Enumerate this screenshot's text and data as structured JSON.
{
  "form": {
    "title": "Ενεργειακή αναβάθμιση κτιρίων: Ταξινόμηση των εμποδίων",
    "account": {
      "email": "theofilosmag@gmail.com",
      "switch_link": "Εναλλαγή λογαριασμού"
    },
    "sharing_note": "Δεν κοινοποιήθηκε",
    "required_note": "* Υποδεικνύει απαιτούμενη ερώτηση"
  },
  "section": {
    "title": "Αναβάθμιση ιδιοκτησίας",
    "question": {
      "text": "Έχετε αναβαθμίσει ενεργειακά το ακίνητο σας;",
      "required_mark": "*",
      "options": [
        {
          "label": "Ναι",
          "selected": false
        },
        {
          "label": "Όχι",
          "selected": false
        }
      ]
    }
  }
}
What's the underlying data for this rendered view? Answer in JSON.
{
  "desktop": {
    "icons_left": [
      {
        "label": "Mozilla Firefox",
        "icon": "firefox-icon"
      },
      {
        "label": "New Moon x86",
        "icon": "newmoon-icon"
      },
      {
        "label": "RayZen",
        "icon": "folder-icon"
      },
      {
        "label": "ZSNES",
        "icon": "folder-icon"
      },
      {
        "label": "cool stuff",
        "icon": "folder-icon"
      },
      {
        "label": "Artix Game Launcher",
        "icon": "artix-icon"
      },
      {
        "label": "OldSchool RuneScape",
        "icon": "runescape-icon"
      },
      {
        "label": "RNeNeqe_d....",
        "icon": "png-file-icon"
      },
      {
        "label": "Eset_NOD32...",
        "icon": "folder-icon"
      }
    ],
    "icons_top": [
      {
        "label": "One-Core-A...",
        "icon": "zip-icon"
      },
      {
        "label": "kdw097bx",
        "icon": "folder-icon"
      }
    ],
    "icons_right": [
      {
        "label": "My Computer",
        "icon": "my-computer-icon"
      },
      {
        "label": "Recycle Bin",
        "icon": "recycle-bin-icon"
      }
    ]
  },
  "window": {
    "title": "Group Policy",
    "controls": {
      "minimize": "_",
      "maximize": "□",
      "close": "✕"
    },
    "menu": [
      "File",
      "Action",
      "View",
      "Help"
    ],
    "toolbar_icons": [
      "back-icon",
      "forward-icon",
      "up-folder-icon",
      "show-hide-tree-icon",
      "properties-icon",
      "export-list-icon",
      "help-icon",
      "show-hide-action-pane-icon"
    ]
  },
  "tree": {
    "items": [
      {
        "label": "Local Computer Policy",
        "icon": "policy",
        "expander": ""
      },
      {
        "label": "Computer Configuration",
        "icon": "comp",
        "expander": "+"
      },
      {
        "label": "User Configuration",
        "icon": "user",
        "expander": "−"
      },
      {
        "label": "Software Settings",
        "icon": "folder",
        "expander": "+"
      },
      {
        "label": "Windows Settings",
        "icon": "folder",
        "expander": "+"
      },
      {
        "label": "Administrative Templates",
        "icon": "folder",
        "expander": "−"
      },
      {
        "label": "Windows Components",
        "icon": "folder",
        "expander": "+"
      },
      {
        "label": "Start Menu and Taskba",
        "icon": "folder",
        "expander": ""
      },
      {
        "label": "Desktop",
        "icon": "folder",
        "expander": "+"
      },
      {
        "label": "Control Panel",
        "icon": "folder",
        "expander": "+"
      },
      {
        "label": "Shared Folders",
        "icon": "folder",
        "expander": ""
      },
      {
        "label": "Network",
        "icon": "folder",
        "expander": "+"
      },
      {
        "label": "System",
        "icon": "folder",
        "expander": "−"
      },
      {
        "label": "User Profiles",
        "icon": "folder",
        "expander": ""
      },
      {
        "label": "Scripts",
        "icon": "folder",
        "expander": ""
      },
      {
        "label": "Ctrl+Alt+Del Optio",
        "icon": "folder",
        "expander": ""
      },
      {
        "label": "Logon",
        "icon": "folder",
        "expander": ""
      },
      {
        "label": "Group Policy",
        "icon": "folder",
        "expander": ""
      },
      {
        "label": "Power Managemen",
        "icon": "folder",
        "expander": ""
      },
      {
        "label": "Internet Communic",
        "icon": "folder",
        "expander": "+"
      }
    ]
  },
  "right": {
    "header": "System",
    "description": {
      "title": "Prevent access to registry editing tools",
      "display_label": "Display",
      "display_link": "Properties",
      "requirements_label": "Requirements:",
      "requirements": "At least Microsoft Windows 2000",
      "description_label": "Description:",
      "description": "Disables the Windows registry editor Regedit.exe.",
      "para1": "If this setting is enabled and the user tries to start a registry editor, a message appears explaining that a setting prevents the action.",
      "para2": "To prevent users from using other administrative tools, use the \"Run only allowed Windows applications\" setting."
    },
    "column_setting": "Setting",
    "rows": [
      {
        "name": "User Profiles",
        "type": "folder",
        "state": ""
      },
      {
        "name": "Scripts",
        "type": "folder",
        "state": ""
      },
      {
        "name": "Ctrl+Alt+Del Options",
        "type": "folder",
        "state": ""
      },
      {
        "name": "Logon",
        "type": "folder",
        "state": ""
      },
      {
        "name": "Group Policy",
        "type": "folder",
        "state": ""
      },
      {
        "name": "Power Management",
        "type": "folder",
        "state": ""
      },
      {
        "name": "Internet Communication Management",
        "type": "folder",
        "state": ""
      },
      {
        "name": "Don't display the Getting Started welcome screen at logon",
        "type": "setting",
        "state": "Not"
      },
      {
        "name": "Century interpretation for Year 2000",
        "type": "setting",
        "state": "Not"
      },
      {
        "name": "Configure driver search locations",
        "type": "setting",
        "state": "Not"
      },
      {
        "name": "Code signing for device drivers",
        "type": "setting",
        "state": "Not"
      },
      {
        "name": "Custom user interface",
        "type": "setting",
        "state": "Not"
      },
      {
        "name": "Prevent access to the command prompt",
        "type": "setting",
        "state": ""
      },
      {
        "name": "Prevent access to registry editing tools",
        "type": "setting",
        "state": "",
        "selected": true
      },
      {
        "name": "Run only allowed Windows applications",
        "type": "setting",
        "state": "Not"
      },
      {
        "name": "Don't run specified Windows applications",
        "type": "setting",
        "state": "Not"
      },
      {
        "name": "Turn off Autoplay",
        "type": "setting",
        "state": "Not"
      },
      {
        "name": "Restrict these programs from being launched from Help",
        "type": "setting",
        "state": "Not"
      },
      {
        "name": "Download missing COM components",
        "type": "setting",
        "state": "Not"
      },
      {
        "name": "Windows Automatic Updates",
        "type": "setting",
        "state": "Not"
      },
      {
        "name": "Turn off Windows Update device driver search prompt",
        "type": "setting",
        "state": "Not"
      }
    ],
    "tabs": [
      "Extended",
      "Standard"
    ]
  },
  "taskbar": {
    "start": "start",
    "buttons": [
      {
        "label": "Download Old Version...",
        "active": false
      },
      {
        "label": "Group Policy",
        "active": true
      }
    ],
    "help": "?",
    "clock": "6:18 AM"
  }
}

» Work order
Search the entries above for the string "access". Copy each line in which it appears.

» Output of the task
      "title": "Prevent access to registry editing tools",
        "name": "Prevent access to the command prompt",
        "name": "Prevent access to registry editing tools",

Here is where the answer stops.